'It is apparent the judges of the Court of Appeals for the District of Columbia Circuit have held a variety of views on the subject. In the eleven decisions cited, there were four concurring opinions and three dissenting opinions, some of which have been vigorously expressed. We think we can distill from these decisions the rule that before that Court will dismiss an indictment because of pre-indictment delay, an accused must show he has been prejudiced by the delay. * * *'
Furthermore in both Ross and Woody, the defendant-appellant had been convicted upon the uncorroborated testimony of the same police officer, who was comparatively new and untrained, and who was unable to recall the pertinent events without making reference to his notes. Also, in Woody, a prospective defense witness had died, and another such witness had been charged with a narcotics violation, after he had talked to defendant Woody's attorney, but before the trial.
The theory of defense counsel that their client was deprived of a defense by inability to explain how the bottles may have been refilled, is contradicted by the simple fact that defendant did testify from his own memory as to what he said were the actual events which occurred on the crucial date of April 22, 1965, viz., he was not on the premises about 9 P.M. but he was there about 4 o'clock in the morning, at which time he did not handle or refill any liquor bottles; that he operated the Stop and Go Inn tavern and bought stock therefor; that the stock was kept in a small room off to the side and that only he and one employee had a key to that stockroom; that he picked up the receipts daily at 4 A.M., and tended bar there regularly; that the night before the confiscation he tended bar from 9 P.M. to 4 A.M., serving certain brands of whiskey, and that he had only two regular employees in addition to himself.

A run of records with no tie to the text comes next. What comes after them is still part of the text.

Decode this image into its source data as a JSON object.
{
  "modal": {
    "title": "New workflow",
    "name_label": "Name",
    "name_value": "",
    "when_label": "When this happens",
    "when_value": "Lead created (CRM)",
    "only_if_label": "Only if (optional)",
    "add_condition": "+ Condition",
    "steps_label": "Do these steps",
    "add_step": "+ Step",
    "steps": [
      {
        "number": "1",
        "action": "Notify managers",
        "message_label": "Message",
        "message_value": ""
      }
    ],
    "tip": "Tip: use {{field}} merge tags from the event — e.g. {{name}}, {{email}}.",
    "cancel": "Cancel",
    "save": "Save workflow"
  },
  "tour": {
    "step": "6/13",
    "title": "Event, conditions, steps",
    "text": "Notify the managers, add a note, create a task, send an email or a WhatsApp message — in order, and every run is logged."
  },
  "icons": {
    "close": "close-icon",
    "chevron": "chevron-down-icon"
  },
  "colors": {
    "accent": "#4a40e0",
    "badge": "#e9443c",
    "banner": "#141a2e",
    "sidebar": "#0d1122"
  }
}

We consider it significant that this testimony from defendant indicates that he was able to recall the events and circumstances of the day of the alleged offense, despite the argument now made by his counsel that 'a delay here in excess of seventeen months before indictment necessarily eroded his chances of reconstructing the events of that day on which the agents confiscated the liquor bottles, and virtually eliminated the possibility of finding a witness who might do so.' Moreover, at the trial the jury had an opportunity to listen to defendant's testimony and to observe his demeanor while testifying. The jurors were judges of the weight to be given to the testimony of defendant and were entitled to draw a reasonable inference that defendant learned of the confiscation of the bottles by the agents shortly after it occurred and was not misled in any manner so as to interfere with his defense of the charge upon which he was tried.
For all of these reasons the judgment from which this appeal was taken is affirmed.
26 U.S.C. 5301(c)(1), (2):
No person who sells, or offers for sale, distilled spirits, or agent or employee of such person, shall--
(1) place in any liquor bottle any distilled spirits whatsoever other than those contained in such bottle at the time of stamping under the provisions of this chapter; or
(2) possess any liquor bottle in which any distilled spirits have been placed in violation of the provisions of paragraph (1); or * * *
(b) Plain Error. Plain errors or defects affecting substantial rights may be noticed although they were not brought to the attention of the court